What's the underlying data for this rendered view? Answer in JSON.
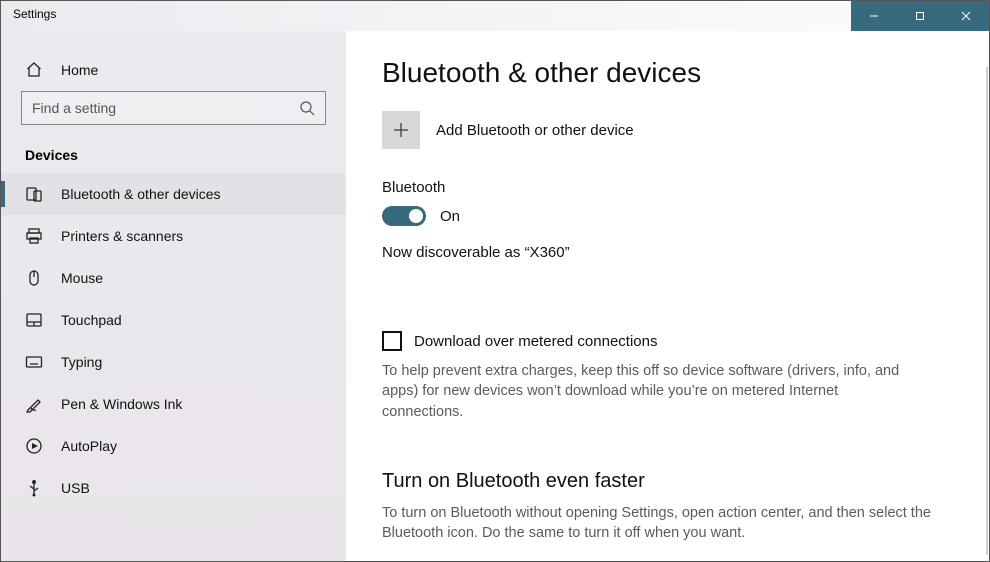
{
  "window": {
    "title": "Settings"
  },
  "sidebar": {
    "home_label": "Home",
    "search_placeholder": "Find a setting",
    "section": "Devices",
    "items": [
      {
        "label": "Bluetooth & other devices",
        "icon": "bluetooth-devices-icon",
        "selected": true
      },
      {
        "label": "Printers & scanners",
        "icon": "printer-icon",
        "selected": false
      },
      {
        "label": "Mouse",
        "icon": "mouse-icon",
        "selected": false
      },
      {
        "label": "Touchpad",
        "icon": "touchpad-icon",
        "selected": false
      },
      {
        "label": "Typing",
        "icon": "keyboard-icon",
        "selected": false
      },
      {
        "label": "Pen & Windows Ink",
        "icon": "pen-icon",
        "selected": false
      },
      {
        "label": "AutoPlay",
        "icon": "autoplay-icon",
        "selected": false
      },
      {
        "label": "USB",
        "icon": "usb-icon",
        "selected": false
      }
    ]
  },
  "page": {
    "title": "Bluetooth & other devices",
    "add_device_label": "Add Bluetooth or other device",
    "bluetooth_label": "Bluetooth",
    "bluetooth_on": true,
    "bluetooth_state_text": "On",
    "discoverable_text": "Now discoverable as “X360”",
    "metered_checkbox_label": "Download over metered connections",
    "metered_checked": false,
    "metered_help": "To help prevent extra charges, keep this off so device software (drivers, info, and apps) for new devices won’t download while you’re on metered Internet connections.",
    "tip_title": "Turn on Bluetooth even faster",
    "tip_body": "To turn on Bluetooth without opening Settings, open action center, and then select the Bluetooth icon. Do the same to turn it off when you want."
  },
  "colors": {
    "accent": "#386a7d"
  }
}
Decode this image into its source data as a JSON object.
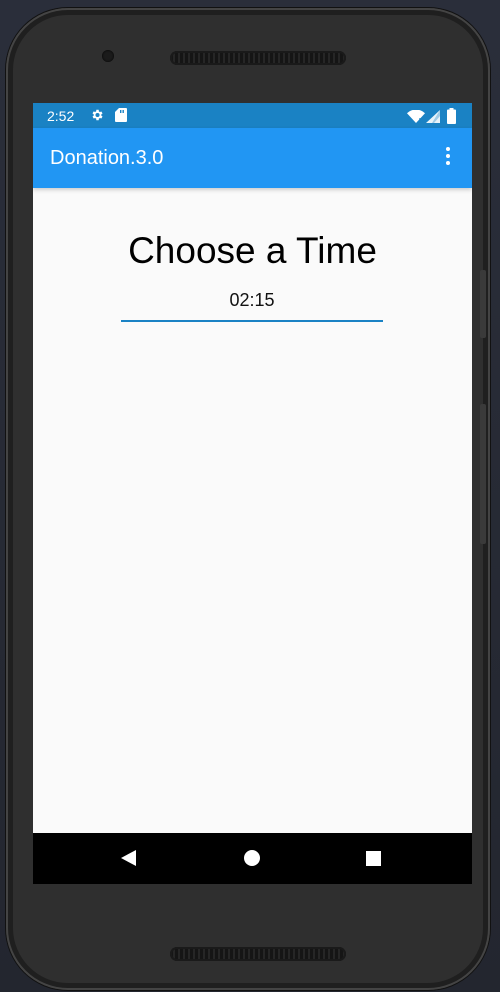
{
  "status_bar": {
    "time": "2:52",
    "background_color": "#1a82c4",
    "icons": [
      "gear-icon",
      "sd-card-icon",
      "wifi-icon",
      "cell-signal-icon",
      "battery-icon"
    ]
  },
  "app_bar": {
    "title": "Donation.3.0",
    "color": "#2196f3",
    "menu_icon": "overflow-menu-icon"
  },
  "main": {
    "heading": "Choose a Time",
    "time_field": {
      "value": "02:15",
      "underline_color": "#1a82c4"
    }
  },
  "nav_bar": {
    "buttons": [
      "back-icon",
      "home-icon",
      "recents-icon"
    ]
  }
}
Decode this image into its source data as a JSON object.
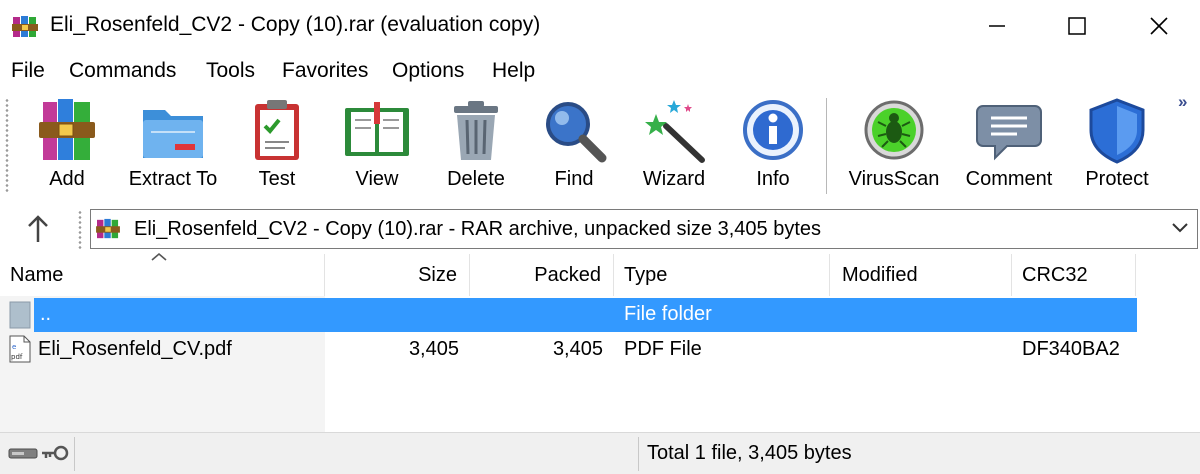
{
  "window": {
    "title": "Eli_Rosenfeld_CV2 - Copy (10).rar (evaluation copy)",
    "icon": "winrar-books-icon"
  },
  "menu": [
    "File",
    "Commands",
    "Tools",
    "Favorites",
    "Options",
    "Help"
  ],
  "toolbar": {
    "buttons": [
      {
        "label": "Add",
        "icon": "books-add-icon"
      },
      {
        "label": "Extract To",
        "icon": "folder-extract-icon"
      },
      {
        "label": "Test",
        "icon": "clipboard-check-icon"
      },
      {
        "label": "View",
        "icon": "open-book-icon"
      },
      {
        "label": "Delete",
        "icon": "trash-can-icon"
      },
      {
        "label": "Find",
        "icon": "magnifier-icon"
      },
      {
        "label": "Wizard",
        "icon": "magic-wand-icon"
      },
      {
        "label": "Info",
        "icon": "info-icon"
      },
      {
        "label": "VirusScan",
        "icon": "bug-scan-icon"
      },
      {
        "label": "Comment",
        "icon": "comment-icon"
      },
      {
        "label": "Protect",
        "icon": "shield-icon"
      }
    ],
    "overflow_glyph": "»"
  },
  "address": {
    "text": "Eli_Rosenfeld_CV2 - Copy (10).rar - RAR archive, unpacked size 3,405 bytes"
  },
  "columns": [
    "Name",
    "Size",
    "Packed",
    "Type",
    "Modified",
    "CRC32"
  ],
  "rows": [
    {
      "name": "..",
      "size": "",
      "packed": "",
      "type": "File folder",
      "modified": "",
      "crc": "",
      "selected": true
    },
    {
      "name": "Eli_Rosenfeld_CV.pdf",
      "size": "3,405",
      "packed": "3,405",
      "type": "PDF File",
      "modified": "",
      "crc": "DF340BA2",
      "selected": false
    }
  ],
  "status": {
    "text": "Total 1 file, 3,405 bytes"
  },
  "colors": {
    "selection": "#3399ff",
    "window_bg": "#ffffff",
    "status_bg": "#f0f0f0"
  }
}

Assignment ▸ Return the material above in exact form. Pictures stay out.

Solution for this task ▸
What's the underlying data for this rendered view? Answer in JSON.
{
  "window": {
    "title": "Settings"
  },
  "sidebar": {
    "home_label": "Home",
    "search_placeholder": "Find a setting",
    "section": "Devices",
    "items": [
      {
        "label": "Bluetooth & other devices",
        "icon": "bluetooth-devices-icon",
        "selected": true
      },
      {
        "label": "Printers & scanners",
        "icon": "printer-icon",
        "selected": false
      },
      {
        "label": "Mouse",
        "icon": "mouse-icon",
        "selected": false
      },
      {
        "label": "Touchpad",
        "icon": "touchpad-icon",
        "selected": false
      },
      {
        "label": "Typing",
        "icon": "keyboard-icon",
        "selected": false
      },
      {
        "label": "Pen & Windows Ink",
        "icon": "pen-icon",
        "selected": false
      },
      {
        "label": "AutoPlay",
        "icon": "autoplay-icon",
        "selected": false
      },
      {
        "label": "USB",
        "icon": "usb-icon",
        "selected": false
      }
    ]
  },
  "page": {
    "title": "Bluetooth & other devices",
    "add_device_label": "Add Bluetooth or other device",
    "bluetooth_label": "Bluetooth",
    "bluetooth_on": true,
    "bluetooth_state_text": "On",
    "discoverable_text": "Now discoverable as “X360”",
    "metered_checkbox_label": "Download over metered connections",
    "metered_checked": false,
    "metered_help": "To help prevent extra charges, keep this off so device software (drivers, info, and apps) for new devices won’t download while you’re on metered Internet connections.",
    "tip_title": "Turn on Bluetooth even faster",
    "tip_body": "To turn on Bluetooth without opening Settings, open action center, and then select the Bluetooth icon. Do the same to turn it off when you want."
  },
  "colors": {
    "accent": "#386a7d"
  }
}
Decode this image into its source data as a JSON object.
{
  "status_bar": {
    "time": "2:52",
    "background_color": "#1a82c4",
    "icons": [
      "gear-icon",
      "sd-card-icon",
      "wifi-icon",
      "cell-signal-icon",
      "battery-icon"
    ]
  },
  "app_bar": {
    "title": "Donation.3.0",
    "color": "#2196f3",
    "menu_icon": "overflow-menu-icon"
  },
  "main": {
    "heading": "Choose a Time",
    "time_field": {
      "value": "02:15",
      "underline_color": "#1a82c4"
    }
  },
  "nav_bar": {
    "buttons": [
      "back-icon",
      "home-icon",
      "recents-icon"
    ]
  }
}
Decode this image into its source data as a JSON object.
{
  "window": {
    "title": "Eli_Rosenfeld_CV2 - Copy (10).rar (evaluation copy)",
    "icon": "winrar-books-icon"
  },
  "menu": [
    "File",
    "Commands",
    "Tools",
    "Favorites",
    "Options",
    "Help"
  ],
  "toolbar": {
    "buttons": [
      {
        "label": "Add",
        "icon": "books-add-icon"
      },
      {
        "label": "Extract To",
        "icon": "folder-extract-icon"
      },
      {
        "label": "Test",
        "icon": "clipboard-check-icon"
      },
      {
        "label": "View",
        "icon": "open-book-icon"
      },
      {
        "label": "Delete",
        "icon": "trash-can-icon"
      },
      {
        "label": "Find",
        "icon": "magnifier-icon"
      },
      {
        "label": "Wizard",
        "icon": "magic-wand-icon"
      },
      {
        "label": "Info",
        "icon": "info-icon"
      },
      {
        "label": "VirusScan",
        "icon": "bug-scan-icon"
      },
      {
        "label": "Comment",
        "icon": "comment-icon"
      },
      {
        "label": "Protect",
        "icon": "shield-icon"
      }
    ],
    "overflow_glyph": "»"
  },
  "address": {
    "text": "Eli_Rosenfeld_CV2 - Copy (10).rar - RAR archive, unpacked size 3,405 bytes"
  },
  "columns": [
    "Name",
    "Size",
    "Packed",
    "Type",
    "Modified",
    "CRC32"
  ],
  "rows": [
    {
      "name": "..",
      "size": "",
      "packed": "",
      "type": "File folder",
      "modified": "",
      "crc": "",
      "selected": true
    },
    {
      "name": "Eli_Rosenfeld_CV.pdf",
      "size": "3,405",
      "packed": "3,405",
      "type": "PDF File",
      "modified": "",
      "crc": "DF340BA2",
      "selected": false
    }
  ],
  "status": {
    "text": "Total 1 file, 3,405 bytes"
  },
  "colors": {
    "selection": "#3399ff",
    "window_bg": "#ffffff",
    "status_bg": "#f0f0f0"
  }
}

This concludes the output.